*** Opening of SOURCE MATERIAL ***

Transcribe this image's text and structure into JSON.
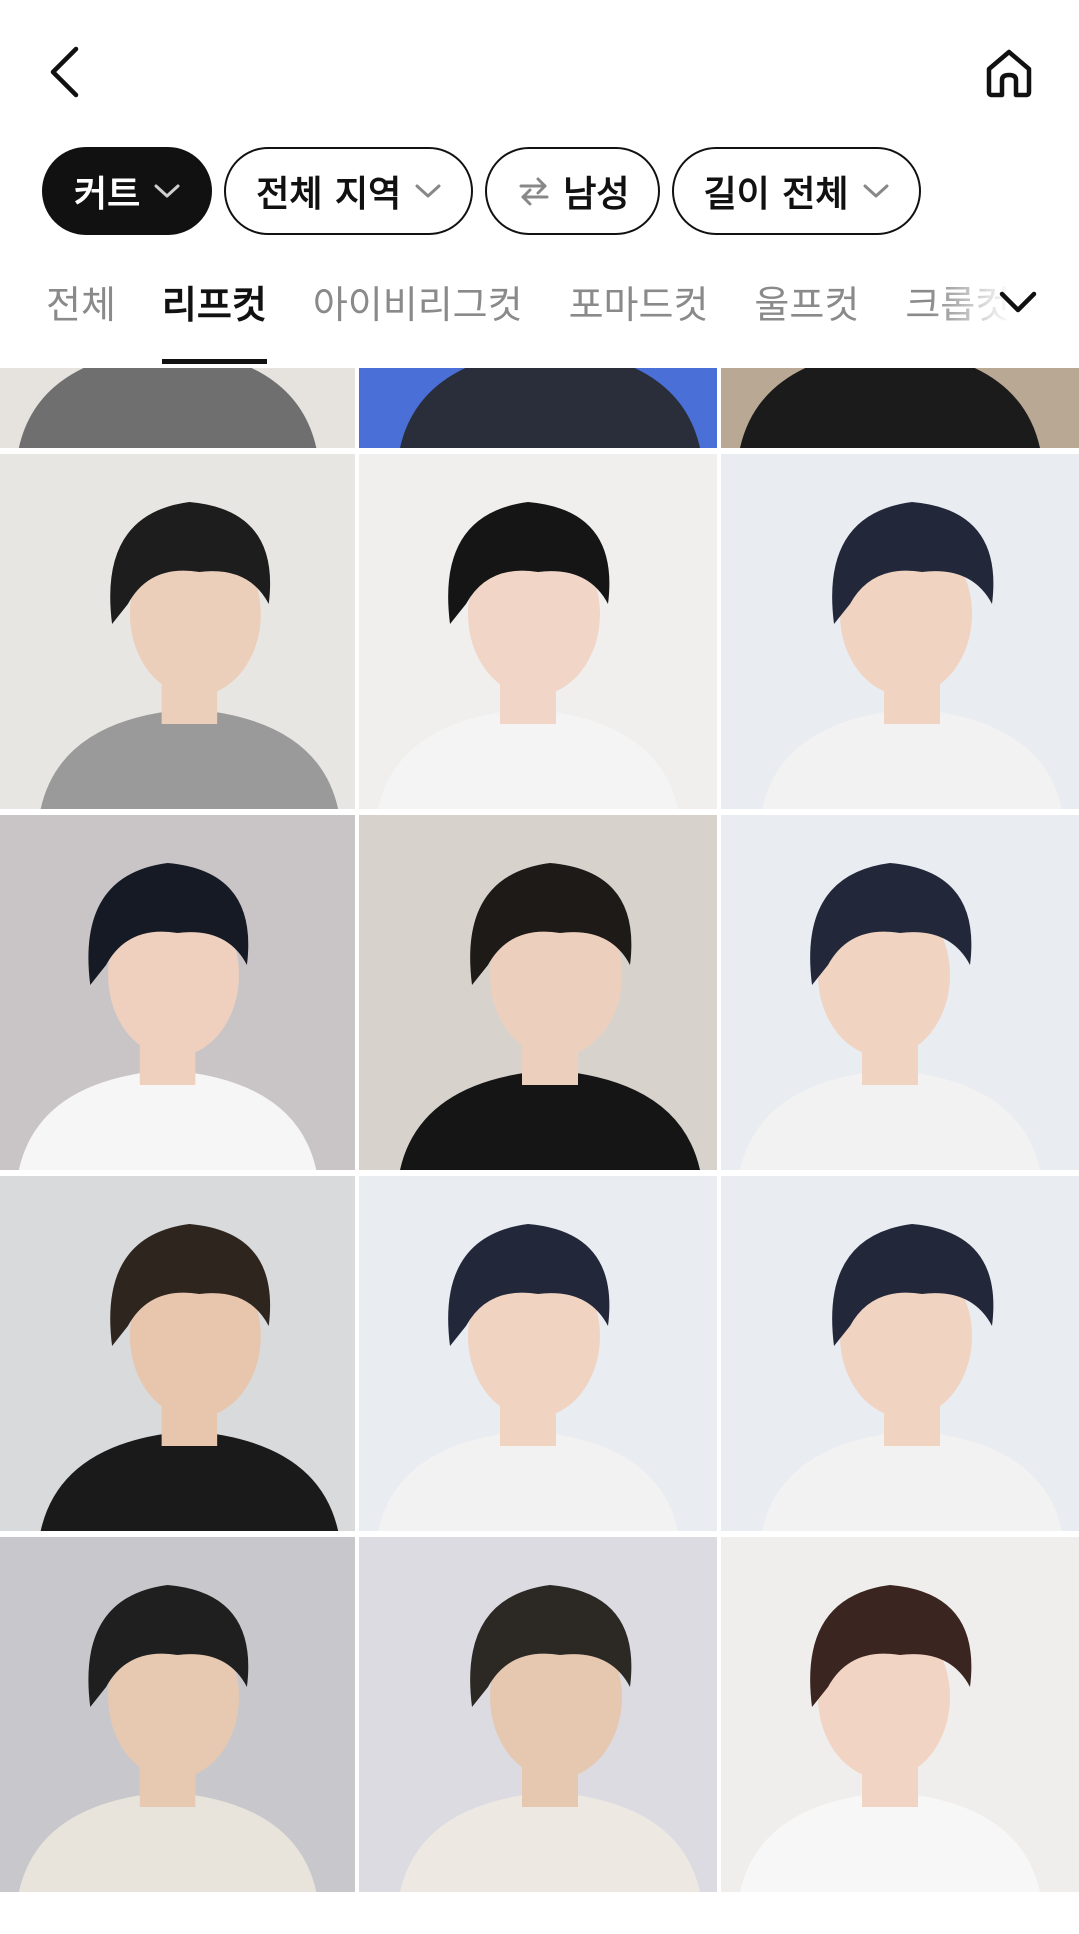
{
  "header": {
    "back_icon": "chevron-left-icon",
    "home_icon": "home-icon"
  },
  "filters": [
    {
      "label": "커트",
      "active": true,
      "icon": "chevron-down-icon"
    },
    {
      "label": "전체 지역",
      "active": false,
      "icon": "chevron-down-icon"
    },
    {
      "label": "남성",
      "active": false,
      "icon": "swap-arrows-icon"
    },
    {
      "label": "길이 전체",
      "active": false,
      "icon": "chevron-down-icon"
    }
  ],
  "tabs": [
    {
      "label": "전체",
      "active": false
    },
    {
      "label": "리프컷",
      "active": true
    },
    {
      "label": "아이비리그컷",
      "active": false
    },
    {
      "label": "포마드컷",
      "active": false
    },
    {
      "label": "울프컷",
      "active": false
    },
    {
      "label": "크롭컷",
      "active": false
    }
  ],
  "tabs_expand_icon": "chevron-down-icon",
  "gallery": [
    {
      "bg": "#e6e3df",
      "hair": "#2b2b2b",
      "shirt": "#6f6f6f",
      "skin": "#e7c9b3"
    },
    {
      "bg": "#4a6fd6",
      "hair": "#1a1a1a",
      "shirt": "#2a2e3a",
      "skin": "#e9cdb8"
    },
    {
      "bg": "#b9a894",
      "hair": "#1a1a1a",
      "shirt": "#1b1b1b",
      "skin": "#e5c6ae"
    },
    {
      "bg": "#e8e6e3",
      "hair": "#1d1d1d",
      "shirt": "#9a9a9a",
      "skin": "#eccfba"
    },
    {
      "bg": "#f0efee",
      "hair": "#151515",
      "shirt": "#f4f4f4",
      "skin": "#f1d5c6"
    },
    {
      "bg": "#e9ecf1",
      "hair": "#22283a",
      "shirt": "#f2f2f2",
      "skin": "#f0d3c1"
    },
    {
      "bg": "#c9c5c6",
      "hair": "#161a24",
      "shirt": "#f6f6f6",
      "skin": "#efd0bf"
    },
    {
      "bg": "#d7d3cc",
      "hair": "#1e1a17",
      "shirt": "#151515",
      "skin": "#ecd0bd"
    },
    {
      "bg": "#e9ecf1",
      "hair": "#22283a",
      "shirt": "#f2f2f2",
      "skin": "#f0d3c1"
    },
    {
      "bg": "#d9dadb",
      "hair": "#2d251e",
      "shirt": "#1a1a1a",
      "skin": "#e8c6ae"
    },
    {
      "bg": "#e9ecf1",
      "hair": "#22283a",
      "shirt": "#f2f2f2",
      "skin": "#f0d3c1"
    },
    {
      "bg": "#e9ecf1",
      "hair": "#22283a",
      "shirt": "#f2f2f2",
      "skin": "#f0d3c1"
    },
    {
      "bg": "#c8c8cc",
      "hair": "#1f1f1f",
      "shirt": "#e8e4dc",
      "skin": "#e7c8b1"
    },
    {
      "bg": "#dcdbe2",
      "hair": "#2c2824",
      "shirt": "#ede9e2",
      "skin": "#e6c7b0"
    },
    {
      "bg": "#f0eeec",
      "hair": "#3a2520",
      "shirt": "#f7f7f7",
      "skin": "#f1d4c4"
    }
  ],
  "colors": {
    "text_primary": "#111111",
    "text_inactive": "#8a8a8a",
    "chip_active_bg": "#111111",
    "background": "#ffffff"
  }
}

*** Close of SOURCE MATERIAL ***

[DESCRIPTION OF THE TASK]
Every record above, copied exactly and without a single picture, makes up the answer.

[EXERCISE RESPONSE]
Transcribe this image's text and structure into JSON.
{
  "header": {
    "back_icon": "chevron-left-icon",
    "home_icon": "home-icon"
  },
  "filters": [
    {
      "label": "커트",
      "active": true,
      "icon": "chevron-down-icon"
    },
    {
      "label": "전체 지역",
      "active": false,
      "icon": "chevron-down-icon"
    },
    {
      "label": "남성",
      "active": false,
      "icon": "swap-arrows-icon"
    },
    {
      "label": "길이 전체",
      "active": false,
      "icon": "chevron-down-icon"
    }
  ],
  "tabs": [
    {
      "label": "전체",
      "active": false
    },
    {
      "label": "리프컷",
      "active": true
    },
    {
      "label": "아이비리그컷",
      "active": false
    },
    {
      "label": "포마드컷",
      "active": false
    },
    {
      "label": "울프컷",
      "active": false
    },
    {
      "label": "크롭컷",
      "active": false
    }
  ],
  "tabs_expand_icon": "chevron-down-icon",
  "gallery": [
    {
      "bg": "#e6e3df",
      "hair": "#2b2b2b",
      "shirt": "#6f6f6f",
      "skin": "#e7c9b3"
    },
    {
      "bg": "#4a6fd6",
      "hair": "#1a1a1a",
      "shirt": "#2a2e3a",
      "skin": "#e9cdb8"
    },
    {
      "bg": "#b9a894",
      "hair": "#1a1a1a",
      "shirt": "#1b1b1b",
      "skin": "#e5c6ae"
    },
    {
      "bg": "#e8e6e3",
      "hair": "#1d1d1d",
      "shirt": "#9a9a9a",
      "skin": "#eccfba"
    },
    {
      "bg": "#f0efee",
      "hair": "#151515",
      "shirt": "#f4f4f4",
      "skin": "#f1d5c6"
    },
    {
      "bg": "#e9ecf1",
      "hair": "#22283a",
      "shirt": "#f2f2f2",
      "skin": "#f0d3c1"
    },
    {
      "bg": "#c9c5c6",
      "hair": "#161a24",
      "shirt": "#f6f6f6",
      "skin": "#efd0bf"
    },
    {
      "bg": "#d7d3cc",
      "hair": "#1e1a17",
      "shirt": "#151515",
      "skin": "#ecd0bd"
    },
    {
      "bg": "#e9ecf1",
      "hair": "#22283a",
      "shirt": "#f2f2f2",
      "skin": "#f0d3c1"
    },
    {
      "bg": "#d9dadb",
      "hair": "#2d251e",
      "shirt": "#1a1a1a",
      "skin": "#e8c6ae"
    },
    {
      "bg": "#e9ecf1",
      "hair": "#22283a",
      "shirt": "#f2f2f2",
      "skin": "#f0d3c1"
    },
    {
      "bg": "#e9ecf1",
      "hair": "#22283a",
      "shirt": "#f2f2f2",
      "skin": "#f0d3c1"
    },
    {
      "bg": "#c8c8cc",
      "hair": "#1f1f1f",
      "shirt": "#e8e4dc",
      "skin": "#e7c8b1"
    },
    {
      "bg": "#dcdbe2",
      "hair": "#2c2824",
      "shirt": "#ede9e2",
      "skin": "#e6c7b0"
    },
    {
      "bg": "#f0eeec",
      "hair": "#3a2520",
      "shirt": "#f7f7f7",
      "skin": "#f1d4c4"
    }
  ],
  "colors": {
    "text_primary": "#111111",
    "text_inactive": "#8a8a8a",
    "chip_active_bg": "#111111",
    "background": "#ffffff"
  }
}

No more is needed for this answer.